Floods and droughts are likely to cost major global cities $194bn annually by 2050, according to a new research.
A new report published by C40 Cities Network said floods and droughts will impact millions of people across the globe and without urgent action, devastating river and coastal flooding will also unleash enormous economic, health and social consequences.
The research has revealed that as many as 2,400 hospitals and healthcare facilities could be underwater by 2050, if global warming continues unabated, with nearly half of them in India. The report is based on data collated from nearly 100 member cities of the network.
Over 300 power stations are also at risk of being flooded over the next three decades, with more than half located in the US.

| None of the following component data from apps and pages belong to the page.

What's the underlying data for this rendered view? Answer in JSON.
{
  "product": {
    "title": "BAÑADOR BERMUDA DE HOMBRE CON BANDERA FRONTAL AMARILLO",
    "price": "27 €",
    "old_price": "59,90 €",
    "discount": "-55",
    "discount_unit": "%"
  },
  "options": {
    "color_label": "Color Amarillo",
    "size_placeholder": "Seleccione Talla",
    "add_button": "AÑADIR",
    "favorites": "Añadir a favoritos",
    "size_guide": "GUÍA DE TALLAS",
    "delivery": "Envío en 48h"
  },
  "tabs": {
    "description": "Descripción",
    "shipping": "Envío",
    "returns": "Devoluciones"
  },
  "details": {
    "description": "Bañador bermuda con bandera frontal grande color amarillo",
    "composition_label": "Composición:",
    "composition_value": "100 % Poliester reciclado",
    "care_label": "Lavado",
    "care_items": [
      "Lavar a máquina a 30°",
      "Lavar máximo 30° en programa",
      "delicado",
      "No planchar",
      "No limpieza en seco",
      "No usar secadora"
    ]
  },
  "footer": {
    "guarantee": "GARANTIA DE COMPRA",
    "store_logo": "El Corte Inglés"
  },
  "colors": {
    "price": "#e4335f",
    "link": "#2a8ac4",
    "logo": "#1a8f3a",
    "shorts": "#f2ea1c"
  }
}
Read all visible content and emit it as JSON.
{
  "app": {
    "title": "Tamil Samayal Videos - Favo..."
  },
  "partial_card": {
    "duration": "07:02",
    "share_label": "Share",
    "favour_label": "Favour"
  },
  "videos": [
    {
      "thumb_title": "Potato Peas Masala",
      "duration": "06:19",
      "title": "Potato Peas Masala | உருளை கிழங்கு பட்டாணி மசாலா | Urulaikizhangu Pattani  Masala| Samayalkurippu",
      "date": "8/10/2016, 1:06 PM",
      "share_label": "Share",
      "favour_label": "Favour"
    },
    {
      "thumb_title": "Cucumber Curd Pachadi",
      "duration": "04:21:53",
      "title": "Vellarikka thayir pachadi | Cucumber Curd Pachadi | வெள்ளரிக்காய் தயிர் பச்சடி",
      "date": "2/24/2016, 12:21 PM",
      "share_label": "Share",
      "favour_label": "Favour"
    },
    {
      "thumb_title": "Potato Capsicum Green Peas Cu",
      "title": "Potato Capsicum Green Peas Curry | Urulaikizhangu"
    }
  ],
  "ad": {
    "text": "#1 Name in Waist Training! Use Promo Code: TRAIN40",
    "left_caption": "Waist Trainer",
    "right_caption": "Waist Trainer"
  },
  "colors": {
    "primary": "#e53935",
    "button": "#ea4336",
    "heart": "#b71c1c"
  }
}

The research findings suggest that nearly 7.4m people in the major global cities could be exposed to severe river flooding, with damages to urban areas expected to cost $64bn per year, even with current levels of global flood protections in place.
The impacts will not be evenly spread across the world and populations in the global south are forecast to be 10 times more likely to be affected by flooding and droughts than residents in the global north.
The report also forecasts more frequent and severe droughts to increase water losses in C40 cities by 26%, costing $111bn in damages per year over the next three decades.
Green solutions for water permeability and flood protection, improving water system efficiency and incorporating climate risk into urban planning are recommended to help cities adapt.
The report has urged research institutions, universities and private stakeholders, such as utility companies and insurers, to share data and forecasts and incorporate these into plans to build new energy and health infrastructure. M